New OC or not, the important thing is Seahawks moved on from Tom Cable
The Seahawks have a new offensive coordinator in Brian Schottenheimer, and I couldn’t tell you if he’s going to be better than Darrell Bevell, the man he’s replacing. No one else can tell you that either. I didn’t think that Bevell should have been fired in the first place, feeling that the Seahawks’ offensive issues stemmed from a sub-par offensive line more than poor play-calling.
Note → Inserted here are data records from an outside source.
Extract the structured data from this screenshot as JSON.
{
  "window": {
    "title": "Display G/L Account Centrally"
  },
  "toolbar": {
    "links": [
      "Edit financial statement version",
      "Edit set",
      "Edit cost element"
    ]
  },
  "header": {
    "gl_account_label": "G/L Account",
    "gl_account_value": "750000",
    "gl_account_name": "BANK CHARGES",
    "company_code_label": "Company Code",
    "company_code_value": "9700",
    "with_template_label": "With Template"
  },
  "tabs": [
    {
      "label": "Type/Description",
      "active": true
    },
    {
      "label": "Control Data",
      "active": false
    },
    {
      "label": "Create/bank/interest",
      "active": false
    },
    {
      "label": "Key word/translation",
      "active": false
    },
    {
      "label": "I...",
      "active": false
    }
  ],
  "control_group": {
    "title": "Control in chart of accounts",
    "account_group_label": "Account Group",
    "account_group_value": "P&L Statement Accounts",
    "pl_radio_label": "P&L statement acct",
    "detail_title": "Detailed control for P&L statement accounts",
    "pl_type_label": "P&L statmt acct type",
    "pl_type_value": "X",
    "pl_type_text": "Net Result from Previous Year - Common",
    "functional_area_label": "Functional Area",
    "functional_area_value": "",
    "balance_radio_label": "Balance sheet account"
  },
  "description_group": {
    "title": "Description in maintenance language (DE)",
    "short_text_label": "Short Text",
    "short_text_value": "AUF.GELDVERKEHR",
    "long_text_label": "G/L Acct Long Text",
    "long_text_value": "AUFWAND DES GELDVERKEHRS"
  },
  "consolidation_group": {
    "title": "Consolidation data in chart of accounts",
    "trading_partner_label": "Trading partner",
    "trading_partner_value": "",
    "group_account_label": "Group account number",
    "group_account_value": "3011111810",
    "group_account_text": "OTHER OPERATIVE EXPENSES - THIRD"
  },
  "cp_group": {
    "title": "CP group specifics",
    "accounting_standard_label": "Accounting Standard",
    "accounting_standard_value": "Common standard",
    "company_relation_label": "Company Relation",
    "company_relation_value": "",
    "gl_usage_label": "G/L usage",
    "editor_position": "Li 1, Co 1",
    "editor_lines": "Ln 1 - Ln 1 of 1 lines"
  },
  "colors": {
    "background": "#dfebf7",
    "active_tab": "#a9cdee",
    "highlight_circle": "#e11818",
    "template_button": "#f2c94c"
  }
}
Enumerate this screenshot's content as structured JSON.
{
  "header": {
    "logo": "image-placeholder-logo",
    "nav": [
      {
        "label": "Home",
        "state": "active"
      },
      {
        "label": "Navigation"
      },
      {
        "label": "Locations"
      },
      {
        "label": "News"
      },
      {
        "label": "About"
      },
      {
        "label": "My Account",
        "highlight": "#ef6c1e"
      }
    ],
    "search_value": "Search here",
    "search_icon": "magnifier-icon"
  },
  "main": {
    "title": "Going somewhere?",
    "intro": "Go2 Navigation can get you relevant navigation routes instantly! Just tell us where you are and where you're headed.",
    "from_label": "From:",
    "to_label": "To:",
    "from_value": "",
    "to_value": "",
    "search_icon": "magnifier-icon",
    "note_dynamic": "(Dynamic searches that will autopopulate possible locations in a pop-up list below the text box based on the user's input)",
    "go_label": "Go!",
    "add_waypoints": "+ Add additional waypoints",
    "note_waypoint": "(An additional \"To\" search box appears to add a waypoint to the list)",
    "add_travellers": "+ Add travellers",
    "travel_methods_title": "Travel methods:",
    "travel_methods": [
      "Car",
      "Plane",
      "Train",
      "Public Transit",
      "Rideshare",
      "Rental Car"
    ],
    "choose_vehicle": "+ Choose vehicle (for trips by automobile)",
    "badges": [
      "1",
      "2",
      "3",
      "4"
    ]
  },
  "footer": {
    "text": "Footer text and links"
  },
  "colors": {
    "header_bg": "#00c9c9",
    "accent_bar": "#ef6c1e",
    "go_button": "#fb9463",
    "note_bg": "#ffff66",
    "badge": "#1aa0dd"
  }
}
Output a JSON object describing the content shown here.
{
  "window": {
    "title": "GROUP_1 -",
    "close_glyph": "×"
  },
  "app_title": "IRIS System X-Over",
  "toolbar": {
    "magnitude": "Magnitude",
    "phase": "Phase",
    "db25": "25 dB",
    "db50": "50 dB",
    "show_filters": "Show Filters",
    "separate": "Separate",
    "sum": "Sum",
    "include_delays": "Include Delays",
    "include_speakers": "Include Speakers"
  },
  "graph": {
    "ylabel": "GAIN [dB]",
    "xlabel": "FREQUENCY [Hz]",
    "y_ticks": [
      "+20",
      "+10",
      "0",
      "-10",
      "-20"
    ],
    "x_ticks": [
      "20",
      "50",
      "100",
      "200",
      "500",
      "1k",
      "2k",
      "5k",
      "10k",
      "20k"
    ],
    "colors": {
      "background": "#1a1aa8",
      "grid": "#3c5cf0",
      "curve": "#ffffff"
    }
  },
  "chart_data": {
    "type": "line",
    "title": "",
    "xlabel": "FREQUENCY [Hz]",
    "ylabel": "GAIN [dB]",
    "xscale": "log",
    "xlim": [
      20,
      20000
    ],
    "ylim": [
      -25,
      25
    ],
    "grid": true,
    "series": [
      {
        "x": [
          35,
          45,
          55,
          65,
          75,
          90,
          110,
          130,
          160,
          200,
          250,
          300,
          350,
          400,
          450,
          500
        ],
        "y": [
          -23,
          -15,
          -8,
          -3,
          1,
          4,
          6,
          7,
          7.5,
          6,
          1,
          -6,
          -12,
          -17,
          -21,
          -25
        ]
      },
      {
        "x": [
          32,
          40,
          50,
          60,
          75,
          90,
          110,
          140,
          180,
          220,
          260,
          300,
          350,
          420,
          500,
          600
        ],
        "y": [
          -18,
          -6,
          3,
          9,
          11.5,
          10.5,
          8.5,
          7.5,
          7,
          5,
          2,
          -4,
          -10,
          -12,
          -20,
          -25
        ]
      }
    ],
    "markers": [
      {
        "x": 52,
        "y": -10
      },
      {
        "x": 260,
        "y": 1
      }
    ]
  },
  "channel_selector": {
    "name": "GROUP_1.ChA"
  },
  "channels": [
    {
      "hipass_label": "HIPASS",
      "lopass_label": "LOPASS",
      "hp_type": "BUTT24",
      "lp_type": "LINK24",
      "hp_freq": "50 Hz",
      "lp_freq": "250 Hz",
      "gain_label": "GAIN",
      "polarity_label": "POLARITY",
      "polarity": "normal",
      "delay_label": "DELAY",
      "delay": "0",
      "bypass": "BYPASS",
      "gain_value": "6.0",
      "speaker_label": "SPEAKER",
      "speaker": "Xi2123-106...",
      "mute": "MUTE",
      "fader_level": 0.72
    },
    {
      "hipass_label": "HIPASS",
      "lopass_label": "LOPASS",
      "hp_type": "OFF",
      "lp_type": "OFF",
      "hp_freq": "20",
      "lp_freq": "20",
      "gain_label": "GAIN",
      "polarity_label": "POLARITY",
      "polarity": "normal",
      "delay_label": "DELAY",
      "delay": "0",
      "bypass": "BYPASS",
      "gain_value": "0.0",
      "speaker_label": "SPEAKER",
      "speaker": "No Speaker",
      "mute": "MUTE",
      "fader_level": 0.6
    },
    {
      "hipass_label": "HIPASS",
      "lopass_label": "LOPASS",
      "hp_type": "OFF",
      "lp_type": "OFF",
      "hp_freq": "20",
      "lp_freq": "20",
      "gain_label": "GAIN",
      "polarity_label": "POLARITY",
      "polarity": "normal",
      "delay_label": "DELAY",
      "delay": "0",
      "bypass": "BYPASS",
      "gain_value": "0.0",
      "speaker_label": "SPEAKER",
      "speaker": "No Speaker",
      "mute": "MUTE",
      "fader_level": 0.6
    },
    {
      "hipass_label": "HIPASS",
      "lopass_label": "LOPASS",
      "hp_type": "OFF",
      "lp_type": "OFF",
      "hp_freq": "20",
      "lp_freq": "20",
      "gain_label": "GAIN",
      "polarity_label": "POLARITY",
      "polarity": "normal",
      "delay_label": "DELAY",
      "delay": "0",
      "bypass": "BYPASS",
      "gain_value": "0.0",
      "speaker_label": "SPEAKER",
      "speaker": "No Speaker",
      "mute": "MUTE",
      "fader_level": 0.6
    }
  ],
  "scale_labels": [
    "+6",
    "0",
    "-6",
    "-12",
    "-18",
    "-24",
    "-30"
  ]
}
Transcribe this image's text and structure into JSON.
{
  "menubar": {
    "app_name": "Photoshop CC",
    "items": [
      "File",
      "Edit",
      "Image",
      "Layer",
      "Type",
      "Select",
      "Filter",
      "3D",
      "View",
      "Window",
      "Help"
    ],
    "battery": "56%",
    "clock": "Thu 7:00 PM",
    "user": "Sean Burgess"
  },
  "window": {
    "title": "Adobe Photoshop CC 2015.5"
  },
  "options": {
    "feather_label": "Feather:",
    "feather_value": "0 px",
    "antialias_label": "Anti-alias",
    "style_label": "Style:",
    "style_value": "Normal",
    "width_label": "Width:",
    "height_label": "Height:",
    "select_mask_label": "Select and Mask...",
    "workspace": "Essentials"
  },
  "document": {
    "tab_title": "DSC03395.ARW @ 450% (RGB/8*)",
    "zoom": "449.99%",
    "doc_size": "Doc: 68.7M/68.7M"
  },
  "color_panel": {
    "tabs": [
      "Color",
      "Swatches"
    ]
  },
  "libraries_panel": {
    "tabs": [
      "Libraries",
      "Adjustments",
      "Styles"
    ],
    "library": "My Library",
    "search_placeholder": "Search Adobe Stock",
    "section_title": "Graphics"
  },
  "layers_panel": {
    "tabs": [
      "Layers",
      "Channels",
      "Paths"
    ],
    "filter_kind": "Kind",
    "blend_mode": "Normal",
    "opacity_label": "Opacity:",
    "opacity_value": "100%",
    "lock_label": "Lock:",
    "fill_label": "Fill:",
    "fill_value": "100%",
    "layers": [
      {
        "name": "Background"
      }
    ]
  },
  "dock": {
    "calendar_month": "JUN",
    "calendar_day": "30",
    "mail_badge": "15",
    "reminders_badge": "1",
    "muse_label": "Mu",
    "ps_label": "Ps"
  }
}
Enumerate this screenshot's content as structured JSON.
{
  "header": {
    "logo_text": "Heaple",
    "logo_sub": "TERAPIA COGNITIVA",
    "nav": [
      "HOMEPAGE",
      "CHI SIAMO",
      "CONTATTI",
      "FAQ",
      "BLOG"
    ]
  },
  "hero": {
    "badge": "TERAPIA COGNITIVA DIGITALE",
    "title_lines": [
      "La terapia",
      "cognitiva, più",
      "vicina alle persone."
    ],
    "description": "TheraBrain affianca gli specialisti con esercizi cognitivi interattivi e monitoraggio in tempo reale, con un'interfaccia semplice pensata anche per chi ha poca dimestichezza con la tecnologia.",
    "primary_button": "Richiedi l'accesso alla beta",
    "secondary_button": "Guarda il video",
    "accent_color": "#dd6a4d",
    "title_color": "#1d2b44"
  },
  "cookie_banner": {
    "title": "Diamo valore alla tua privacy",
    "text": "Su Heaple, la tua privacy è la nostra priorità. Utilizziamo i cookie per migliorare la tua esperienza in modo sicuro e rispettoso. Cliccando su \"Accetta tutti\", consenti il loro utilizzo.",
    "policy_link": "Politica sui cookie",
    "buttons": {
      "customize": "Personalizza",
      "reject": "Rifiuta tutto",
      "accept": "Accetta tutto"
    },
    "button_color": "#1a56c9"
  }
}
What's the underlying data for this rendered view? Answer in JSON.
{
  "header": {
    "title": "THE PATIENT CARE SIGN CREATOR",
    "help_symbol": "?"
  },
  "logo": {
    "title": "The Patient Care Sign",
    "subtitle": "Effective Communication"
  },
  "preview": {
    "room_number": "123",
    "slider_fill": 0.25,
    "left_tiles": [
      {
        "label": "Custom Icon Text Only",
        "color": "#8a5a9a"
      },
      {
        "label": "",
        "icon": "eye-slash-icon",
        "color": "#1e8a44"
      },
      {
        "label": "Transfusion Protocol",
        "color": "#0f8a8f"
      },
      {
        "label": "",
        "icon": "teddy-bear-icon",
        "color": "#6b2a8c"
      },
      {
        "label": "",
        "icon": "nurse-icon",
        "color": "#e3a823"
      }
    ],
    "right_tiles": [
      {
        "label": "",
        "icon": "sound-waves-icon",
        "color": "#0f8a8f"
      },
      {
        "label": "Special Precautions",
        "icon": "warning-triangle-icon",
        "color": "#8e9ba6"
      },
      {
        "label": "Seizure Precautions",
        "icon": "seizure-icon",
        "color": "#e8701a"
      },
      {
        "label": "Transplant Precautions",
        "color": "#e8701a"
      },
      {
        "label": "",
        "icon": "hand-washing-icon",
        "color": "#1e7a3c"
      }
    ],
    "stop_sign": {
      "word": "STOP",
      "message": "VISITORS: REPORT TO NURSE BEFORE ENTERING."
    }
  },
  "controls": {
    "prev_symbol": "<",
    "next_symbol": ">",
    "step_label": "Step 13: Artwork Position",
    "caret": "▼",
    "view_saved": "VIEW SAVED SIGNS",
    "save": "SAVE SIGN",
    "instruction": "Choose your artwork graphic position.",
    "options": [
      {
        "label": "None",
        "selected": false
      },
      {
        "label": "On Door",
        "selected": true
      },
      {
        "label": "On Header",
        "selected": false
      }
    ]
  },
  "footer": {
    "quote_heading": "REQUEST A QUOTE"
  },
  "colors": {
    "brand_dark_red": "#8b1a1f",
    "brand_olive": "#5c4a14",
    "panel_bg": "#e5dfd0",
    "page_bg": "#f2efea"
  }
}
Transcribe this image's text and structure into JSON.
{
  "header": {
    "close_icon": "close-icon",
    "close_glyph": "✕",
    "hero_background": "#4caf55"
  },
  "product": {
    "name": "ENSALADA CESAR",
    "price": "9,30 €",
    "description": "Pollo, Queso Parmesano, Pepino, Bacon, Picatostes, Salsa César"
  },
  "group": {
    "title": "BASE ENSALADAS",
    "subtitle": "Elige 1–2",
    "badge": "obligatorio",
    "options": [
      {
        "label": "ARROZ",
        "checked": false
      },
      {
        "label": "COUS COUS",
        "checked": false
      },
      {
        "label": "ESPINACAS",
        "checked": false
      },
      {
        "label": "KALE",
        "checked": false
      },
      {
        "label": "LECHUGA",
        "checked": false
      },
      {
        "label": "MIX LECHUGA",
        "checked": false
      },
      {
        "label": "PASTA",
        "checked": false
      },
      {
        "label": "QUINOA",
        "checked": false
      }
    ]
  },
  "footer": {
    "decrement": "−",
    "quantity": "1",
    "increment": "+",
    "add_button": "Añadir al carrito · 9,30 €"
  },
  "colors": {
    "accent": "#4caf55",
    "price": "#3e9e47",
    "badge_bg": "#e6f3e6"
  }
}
I’m more interested in who will be the next offensive line coach – I did think that Tom Cable needed to be fired, and he was. I’m happy for him that he’s already landed another job with Jon Gruden in Oakland and even happier that he’s not in Seattle anymore. Looking back, you can make a good case that a lot of the Seahawks’ success on the ground was related to Marshawn Lynch’s insane ability to break tackles. With average backs, aside from one good season from Thomas Rawls, the Seahawks could not generate a consistent running game.
Was it Cable’s fault? Not entirely. But I got sick of hearing people praise him all the time, as if he were God’s gift to offensive line coaches. I’m sure he’s very good but not as good as he was made out to be. He either did a bad job of evaluating players in the draft and free agents or failing to develop them to a passable level. I’m guessing it was a combination of both – the only two guys who are worth a darn right now are Duane Brown and Justin Britt.
The new offensive line coach needs to find competent starters at left guard, right guard and right tackle. Whoever the new coach is – and I don’t even care who it is – I like the idea of a fresh set of eyes and a new approach. I have a hard time thinking it can be any worse. There’s a greater chance that the new coach will make things significantly better, and I’d take slightly better at this point.
Schottenheimer is said to favor a power running game, and I don’t pretend to know what that involves, but I’m ready to see how that works. Cable’s zone-blocking scheme was supposed to help the running game while somewhat sacrificing pass protection. If you’re not going to get results on the ground, I don’t want it to come at the expense of protecting the far-and-away top asset on the team: Russell Wilson. Without him, you’re not going anywhere. I’m not sure if changing blocking schemes will be difficult or not, but the zone-blocking one wasn’t working.
Or maybe it will just take some fine-tuning from Schottenheimer and the new O-line coach. That could be the case. I say that because the same Seahawks’ offense that was 30th in yards gained and 31st in points in the first half was first in both categories in the second half. You were working with the same players in both halves.
When I heard that Schottenheimer was hired, I didn’t like the thought of a retread coming to Seattle. He’s bounced around and had mixed results. It struck me as a vanilla hire, but I’m not going to begin to think I know more about offensive coordinators than Pete Carroll, so if the Seahawks’ coach thinks he was the best candidate, let’s see how it goes.
From what I’ve read, Schottenheimer prefers a loose atmosphere, which he’ll have here. I like hearing that his mom taught him to trust his “gut,” and while I’m not sure what that means, I just think it’s a good thing when a coach won’t go by the book all the time.
And there figure to be more wrinkles added to the offense – I say this because I read where Schottenheimer can be a “sandlot” coordinator, favoring unconventional passing routes over more traditional ones.
In one very important respect to 12s, Schottenheimer will have something going for him – whatever happens with the Seahawks offense, he won’t be the guy who called a pass play from the 1-yard line in the Super Bowl. That was always held against Bevell, and whenever the Seahawks moved the ball up and down the field, it was as if they did it in spite of their sad-sack offensive coordinator. The dismissal will be good for Bevell too because wherever he lands, he won’t be the guy who chose not to hand the ball to Lynch.
The best thing I’ve heard about Schottenheimer might be the worst thing to you: he is expected to make better use of Wilson’s mobility. If that means more read-option plays with Wilson handing off or taking the ball himself, great, bring it on. I don’t care if he’s turning 30 next year and if it puts him more at risk of getting hurt – it’s a weapon that not all offenses have. Plus I think it will help the running game overall, giving the defense one more thing to think about.
I’m also hoping that Schottenheimer will help Wilson figure out when he should check down and take 5-yard receptions over longer incompletions. Maybe he’ll also help him get rid of the ball faster from the pocket, which is one of the few criticisms of Wilson. I’ve always felt that Wilson gets out of more sacks than the average QB, but I’m starting to see how he can run into some of those sacks too. As with a new offensive line coach, Schottenheimer will bring a new philosophy to a team that needs it.